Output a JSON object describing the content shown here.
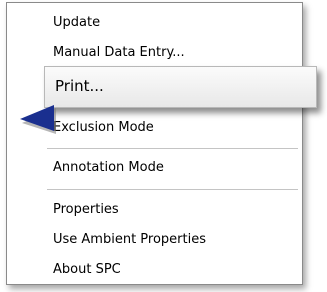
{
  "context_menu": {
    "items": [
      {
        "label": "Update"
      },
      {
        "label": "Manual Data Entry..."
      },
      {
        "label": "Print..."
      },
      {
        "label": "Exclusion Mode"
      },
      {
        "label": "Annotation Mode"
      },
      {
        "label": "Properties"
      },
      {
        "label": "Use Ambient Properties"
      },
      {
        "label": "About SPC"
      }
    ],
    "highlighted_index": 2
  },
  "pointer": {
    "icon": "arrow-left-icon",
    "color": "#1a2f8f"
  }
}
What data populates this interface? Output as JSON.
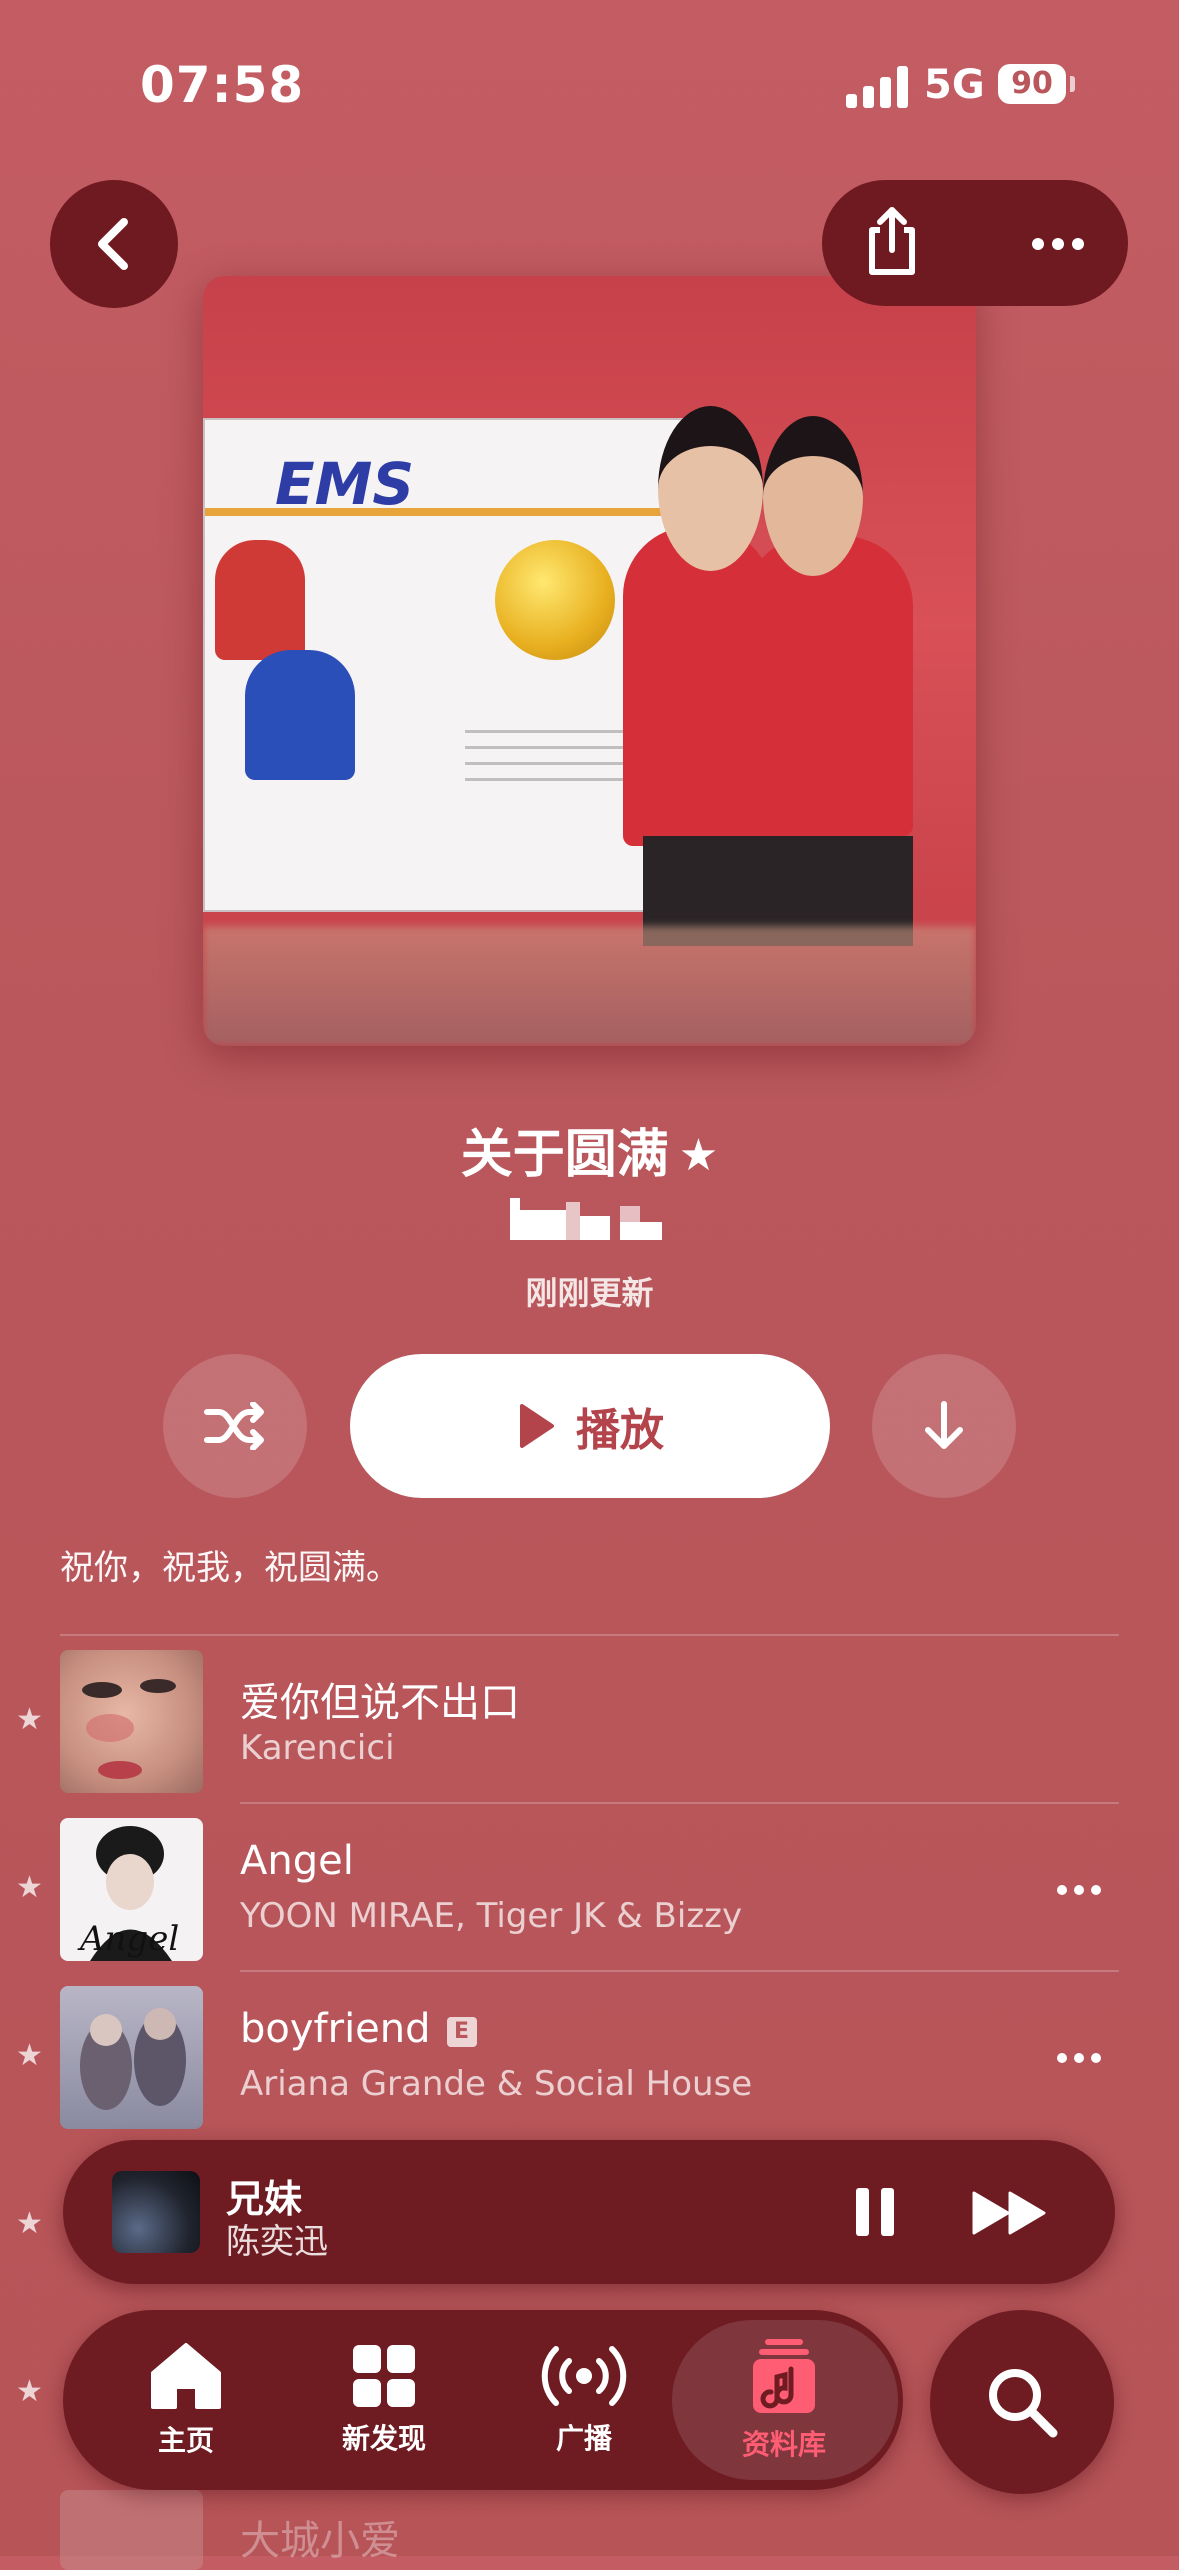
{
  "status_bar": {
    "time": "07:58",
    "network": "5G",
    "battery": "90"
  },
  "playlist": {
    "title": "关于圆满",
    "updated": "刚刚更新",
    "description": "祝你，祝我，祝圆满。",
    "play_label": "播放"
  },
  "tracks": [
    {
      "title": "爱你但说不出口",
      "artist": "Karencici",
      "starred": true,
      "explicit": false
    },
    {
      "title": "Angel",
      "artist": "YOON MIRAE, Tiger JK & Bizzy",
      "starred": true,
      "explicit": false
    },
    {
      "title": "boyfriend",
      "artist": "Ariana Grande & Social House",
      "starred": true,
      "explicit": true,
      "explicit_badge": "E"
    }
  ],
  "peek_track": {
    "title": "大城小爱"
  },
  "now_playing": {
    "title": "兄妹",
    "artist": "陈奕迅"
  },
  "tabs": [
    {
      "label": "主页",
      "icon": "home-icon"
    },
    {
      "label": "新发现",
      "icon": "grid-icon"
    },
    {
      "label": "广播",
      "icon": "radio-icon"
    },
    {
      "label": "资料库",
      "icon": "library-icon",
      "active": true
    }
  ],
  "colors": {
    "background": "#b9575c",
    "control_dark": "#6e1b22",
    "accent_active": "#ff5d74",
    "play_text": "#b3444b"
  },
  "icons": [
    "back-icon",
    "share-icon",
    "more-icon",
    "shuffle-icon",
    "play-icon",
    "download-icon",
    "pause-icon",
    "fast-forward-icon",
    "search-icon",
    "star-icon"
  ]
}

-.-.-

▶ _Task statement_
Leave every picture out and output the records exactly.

▶ _Output for this exercise_
Output a JSON object describing the content shown here.
{
  "context_menu": {
    "items": [
      {
        "label": "Update"
      },
      {
        "label": "Manual Data Entry..."
      },
      {
        "label": "Print..."
      },
      {
        "label": "Exclusion Mode"
      },
      {
        "label": "Annotation Mode"
      },
      {
        "label": "Properties"
      },
      {
        "label": "Use Ambient Properties"
      },
      {
        "label": "About SPC"
      }
    ],
    "highlighted_index": 2
  },
  "pointer": {
    "icon": "arrow-left-icon",
    "color": "#1a2f8f"
  }
}
What data populates this interface? Output as JSON.
{
  "status_bar": {
    "time": "07:58",
    "network": "5G",
    "battery": "90"
  },
  "playlist": {
    "title": "关于圆满",
    "updated": "刚刚更新",
    "description": "祝你，祝我，祝圆满。",
    "play_label": "播放"
  },
  "tracks": [
    {
      "title": "爱你但说不出口",
      "artist": "Karencici",
      "starred": true,
      "explicit": false
    },
    {
      "title": "Angel",
      "artist": "YOON MIRAE, Tiger JK & Bizzy",
      "starred": true,
      "explicit": false
    },
    {
      "title": "boyfriend",
      "artist": "Ariana Grande & Social House",
      "starred": true,
      "explicit": true,
      "explicit_badge": "E"
    }
  ],
  "peek_track": {
    "title": "大城小爱"
  },
  "now_playing": {
    "title": "兄妹",
    "artist": "陈奕迅"
  },
  "tabs": [
    {
      "label": "主页",
      "icon": "home-icon"
    },
    {
      "label": "新发现",
      "icon": "grid-icon"
    },
    {
      "label": "广播",
      "icon": "radio-icon"
    },
    {
      "label": "资料库",
      "icon": "library-icon",
      "active": true
    }
  ],
  "colors": {
    "background": "#b9575c",
    "control_dark": "#6e1b22",
    "accent_active": "#ff5d74",
    "play_text": "#b3444b"
  },
  "icons": [
    "back-icon",
    "share-icon",
    "more-icon",
    "shuffle-icon",
    "play-icon",
    "download-icon",
    "pause-icon",
    "fast-forward-icon",
    "search-icon",
    "star-icon"
  ]
}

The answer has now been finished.